Packed with lived-in button-downs, layer-’em- on knits, logo-less leather bags, and tailored blazers, this multibrand mini-chain is the epitome of aspira- tional San Francisco style.
1919 Fillmore St.
Like a less contrived Anthropologie, this store stocks a giftable stash that hails from France, Scandi- navia, Austria, Italy, and Thailand. The effect is that of a hyper-styled bazaar overflowing with books, toys, antiques, and decor. marC By marC JaCoBs 2142 Fillmore St. A neighborhood standby for nearly a decade, Marc by Marc made kitschy cool. It still nails the high-low mix, pairing printed A-line dresses and button-downs from the collection with affordable costume jewelry and cotton canvas totes.
2300 Fillmore St.
The French cosmetic brand is beloved for its pigment-rich hues, buzzy collaborations (the latest is with Charlotte Rampling), and ever-popular Or- gasm collection, which fakes that telltale glow.
2050 Fillmore St.
Too often, “California style” translates to a bohemian nightmare of crochet and fringe. Ella Moss is Free People all grown up, delivering Saturday staples like maxi-dresses and flat leather sandals.
1913 Fillmore St.
Fillmore Street is made for Francophiles. While nearby Frenchie label Cotélac skews more girly, Sandro’s racks bear a sleek, black-and-white trove of leather, silk, and lace.
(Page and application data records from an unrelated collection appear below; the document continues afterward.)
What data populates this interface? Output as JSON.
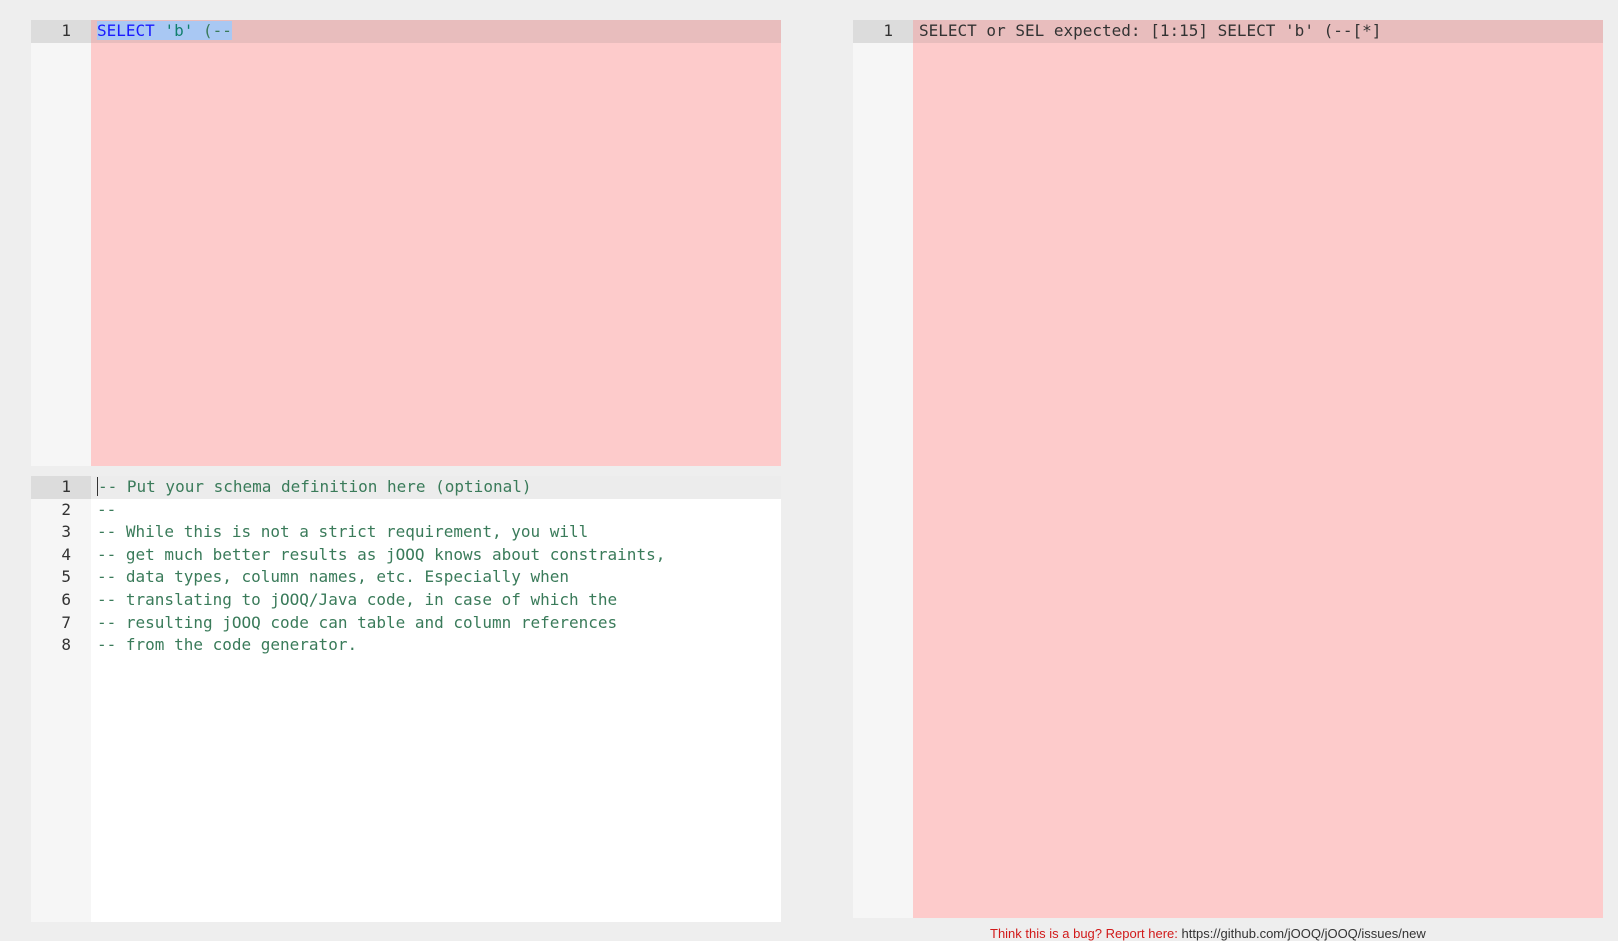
{
  "query_editor": {
    "lines": [
      {
        "num": "1",
        "kw": "SELECT",
        "str": "'b'",
        "rest": "(--"
      }
    ]
  },
  "schema_editor": {
    "lines": [
      {
        "num": "1",
        "text": "-- Put your schema definition here (optional)"
      },
      {
        "num": "2",
        "text": "--"
      },
      {
        "num": "3",
        "text": "-- While this is not a strict requirement, you will"
      },
      {
        "num": "4",
        "text": "-- get much better results as jOOQ knows about constraints,"
      },
      {
        "num": "5",
        "text": "-- data types, column names, etc. Especially when"
      },
      {
        "num": "6",
        "text": "-- translating to jOOQ/Java code, in case of which the"
      },
      {
        "num": "7",
        "text": "-- resulting jOOQ code can table and column references"
      },
      {
        "num": "8",
        "text": "-- from the code generator."
      }
    ]
  },
  "output_editor": {
    "lines": [
      {
        "num": "1",
        "text": "SELECT or SEL expected: [1:15] SELECT 'b' (--[*]"
      }
    ]
  },
  "footer": {
    "label": "Think this is a bug? Report here:",
    "url": "https://github.com/jOOQ/jOOQ/issues/new"
  },
  "colors": {
    "error_background": "#fdcbcb",
    "active_line_error": "#e8bdbd",
    "keyword": "#1a1aa6",
    "string": "#12806f",
    "comment": "#3a7b5a"
  }
}
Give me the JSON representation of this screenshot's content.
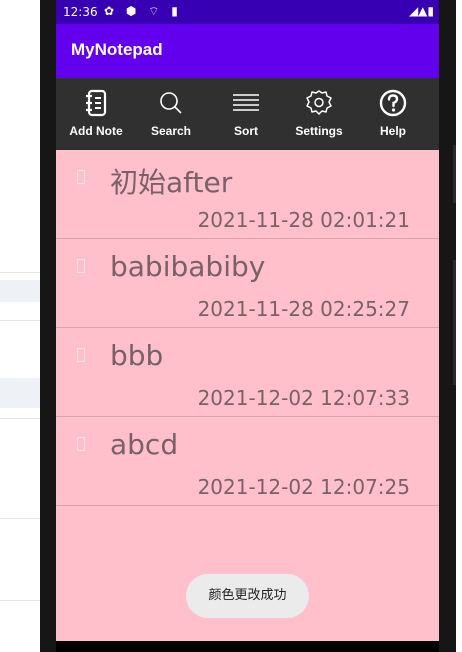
{
  "status_bar": {
    "time": "12:36",
    "icons": "✿ ⬢ ⌔ ▮",
    "right_icons": "◢▲▮"
  },
  "app": {
    "title": "MyNotepad"
  },
  "toolbar": {
    "items": [
      {
        "label": "Add Note",
        "icon": "notebook-icon"
      },
      {
        "label": "Search",
        "icon": "search-icon"
      },
      {
        "label": "Sort",
        "icon": "sort-lines-icon"
      },
      {
        "label": "Settings",
        "icon": "gear-icon"
      },
      {
        "label": "Help",
        "icon": "help-icon"
      }
    ]
  },
  "notes": [
    {
      "title": "初始after",
      "date": "2021-11-28 02:01:21"
    },
    {
      "title": "babibabiby",
      "date": "2021-11-28 02:25:27"
    },
    {
      "title": "bbb",
      "date": "2021-12-02 12:07:33"
    },
    {
      "title": "abcd",
      "date": "2021-12-02 12:07:25"
    }
  ],
  "toast": {
    "message": "颜色更改成功"
  },
  "colors": {
    "status_bar": "#3700b3",
    "app_bar": "#6200ee",
    "toolbar": "#303030",
    "list_background": "#ffc0cb",
    "text": "#7a6167"
  }
}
2033 Fillmore St.
Between the floral wallpaper and the herringbone tabletops, this is Pac Heights’ most Instagramable brunch spot. But if you can put up with blatant hashtagging, it’s worth the wait.
2123 Fillmore St.
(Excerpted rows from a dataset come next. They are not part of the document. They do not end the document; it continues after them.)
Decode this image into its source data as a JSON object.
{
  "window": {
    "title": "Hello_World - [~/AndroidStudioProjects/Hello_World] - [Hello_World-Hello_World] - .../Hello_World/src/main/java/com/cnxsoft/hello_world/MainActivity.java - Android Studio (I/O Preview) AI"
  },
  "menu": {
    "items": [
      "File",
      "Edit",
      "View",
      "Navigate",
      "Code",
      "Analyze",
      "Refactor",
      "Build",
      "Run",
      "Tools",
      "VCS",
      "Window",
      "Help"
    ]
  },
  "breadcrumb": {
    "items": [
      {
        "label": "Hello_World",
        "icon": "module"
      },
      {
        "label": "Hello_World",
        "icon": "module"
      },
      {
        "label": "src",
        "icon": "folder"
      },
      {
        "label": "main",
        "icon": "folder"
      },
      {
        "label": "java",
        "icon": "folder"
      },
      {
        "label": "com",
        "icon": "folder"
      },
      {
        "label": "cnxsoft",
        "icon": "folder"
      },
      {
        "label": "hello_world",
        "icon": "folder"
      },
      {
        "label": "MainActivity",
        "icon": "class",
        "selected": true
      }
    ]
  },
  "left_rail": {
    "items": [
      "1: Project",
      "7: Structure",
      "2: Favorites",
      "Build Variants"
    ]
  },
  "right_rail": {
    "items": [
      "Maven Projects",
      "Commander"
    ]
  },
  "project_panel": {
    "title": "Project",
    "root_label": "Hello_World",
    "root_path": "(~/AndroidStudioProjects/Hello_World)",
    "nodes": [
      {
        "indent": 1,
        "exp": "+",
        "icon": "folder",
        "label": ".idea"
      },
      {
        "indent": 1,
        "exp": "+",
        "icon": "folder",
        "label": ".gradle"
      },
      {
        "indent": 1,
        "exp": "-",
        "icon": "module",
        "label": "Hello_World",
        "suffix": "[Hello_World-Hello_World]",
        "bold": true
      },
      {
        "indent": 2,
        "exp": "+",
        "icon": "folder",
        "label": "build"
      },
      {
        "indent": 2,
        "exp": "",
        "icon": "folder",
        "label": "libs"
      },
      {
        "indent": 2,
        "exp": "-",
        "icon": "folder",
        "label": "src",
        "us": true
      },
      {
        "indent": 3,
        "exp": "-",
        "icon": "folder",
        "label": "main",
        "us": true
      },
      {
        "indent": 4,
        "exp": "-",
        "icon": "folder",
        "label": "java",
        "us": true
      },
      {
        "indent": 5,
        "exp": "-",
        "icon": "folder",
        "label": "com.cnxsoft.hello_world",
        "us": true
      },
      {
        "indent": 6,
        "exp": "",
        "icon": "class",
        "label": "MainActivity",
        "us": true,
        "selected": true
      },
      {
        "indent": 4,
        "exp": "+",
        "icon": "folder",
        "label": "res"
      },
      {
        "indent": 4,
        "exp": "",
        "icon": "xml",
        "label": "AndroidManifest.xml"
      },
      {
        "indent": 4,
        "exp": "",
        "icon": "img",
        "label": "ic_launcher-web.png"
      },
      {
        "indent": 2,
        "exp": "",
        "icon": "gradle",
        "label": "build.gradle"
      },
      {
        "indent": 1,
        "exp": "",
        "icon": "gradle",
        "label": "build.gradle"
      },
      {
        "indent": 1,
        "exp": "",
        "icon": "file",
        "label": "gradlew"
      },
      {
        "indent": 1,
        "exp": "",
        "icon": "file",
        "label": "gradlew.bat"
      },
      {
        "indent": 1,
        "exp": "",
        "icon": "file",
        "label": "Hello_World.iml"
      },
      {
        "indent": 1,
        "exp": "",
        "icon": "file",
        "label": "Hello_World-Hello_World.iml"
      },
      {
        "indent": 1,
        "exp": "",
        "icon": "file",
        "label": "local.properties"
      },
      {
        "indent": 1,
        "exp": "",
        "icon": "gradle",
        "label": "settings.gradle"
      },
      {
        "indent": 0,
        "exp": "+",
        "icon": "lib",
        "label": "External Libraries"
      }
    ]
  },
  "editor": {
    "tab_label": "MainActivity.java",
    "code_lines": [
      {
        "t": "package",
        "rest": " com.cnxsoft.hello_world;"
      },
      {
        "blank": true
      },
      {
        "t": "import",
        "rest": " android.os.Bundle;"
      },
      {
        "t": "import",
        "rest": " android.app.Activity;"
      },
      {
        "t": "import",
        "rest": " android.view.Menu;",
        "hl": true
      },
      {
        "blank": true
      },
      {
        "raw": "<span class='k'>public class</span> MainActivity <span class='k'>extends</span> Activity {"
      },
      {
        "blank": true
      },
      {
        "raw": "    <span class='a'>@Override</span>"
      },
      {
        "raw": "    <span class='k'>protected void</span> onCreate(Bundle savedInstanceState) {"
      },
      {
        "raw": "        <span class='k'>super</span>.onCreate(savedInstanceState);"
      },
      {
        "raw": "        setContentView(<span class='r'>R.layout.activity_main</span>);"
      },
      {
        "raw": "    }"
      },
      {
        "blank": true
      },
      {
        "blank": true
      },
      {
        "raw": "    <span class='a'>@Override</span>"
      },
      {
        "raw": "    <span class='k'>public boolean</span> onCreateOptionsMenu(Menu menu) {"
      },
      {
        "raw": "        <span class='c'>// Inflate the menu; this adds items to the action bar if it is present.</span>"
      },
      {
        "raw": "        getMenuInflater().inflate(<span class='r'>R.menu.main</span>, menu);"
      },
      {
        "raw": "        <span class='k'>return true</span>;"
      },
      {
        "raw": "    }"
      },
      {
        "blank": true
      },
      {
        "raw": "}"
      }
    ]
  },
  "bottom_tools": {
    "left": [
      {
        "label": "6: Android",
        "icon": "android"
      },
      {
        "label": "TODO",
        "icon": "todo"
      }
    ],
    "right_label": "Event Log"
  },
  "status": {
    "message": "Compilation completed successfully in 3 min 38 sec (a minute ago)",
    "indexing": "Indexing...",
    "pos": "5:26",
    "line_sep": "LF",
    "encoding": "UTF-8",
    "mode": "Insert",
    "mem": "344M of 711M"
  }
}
Rag & Bone
The New York cool-kid label brings wood-soled boots, skinny denim, and standout outerwear to a honed-in-Brooklyn setting: reclaimed wood, industrial lighting, and antique brass racks.
2060 Fillmore St.
Though the French outfitter has bou- tiques circling the globe, this is its first in the United States. Go for the leather jackets and wool knitwear—especially on the men’s side.
2241 Fillmore St.
Decked with red leather banquettes, black-and-white photos, and copious taxidermy, this year-old tavern makes you want to tuck into a rare steak and a strong cocktail.
2298 Fillmore St.
The culty Aussie beauty brand makes salves for your hair, face, and body, as well as chichi pet products “for the significant animal in your life.” Bonus: free herbal tea while you browse.
2450 Fillmore St.
You’re either into Adler’s cheery, cheeky, color-therapy shtick or not. This is a home furnishings store for bold decorators, filled with lacquered furniture, brass lights, and an eye-popping spectrum of pillows and tableware.
2133 Fillmore St.
Originally published in the August issue of San Francisco Magazine.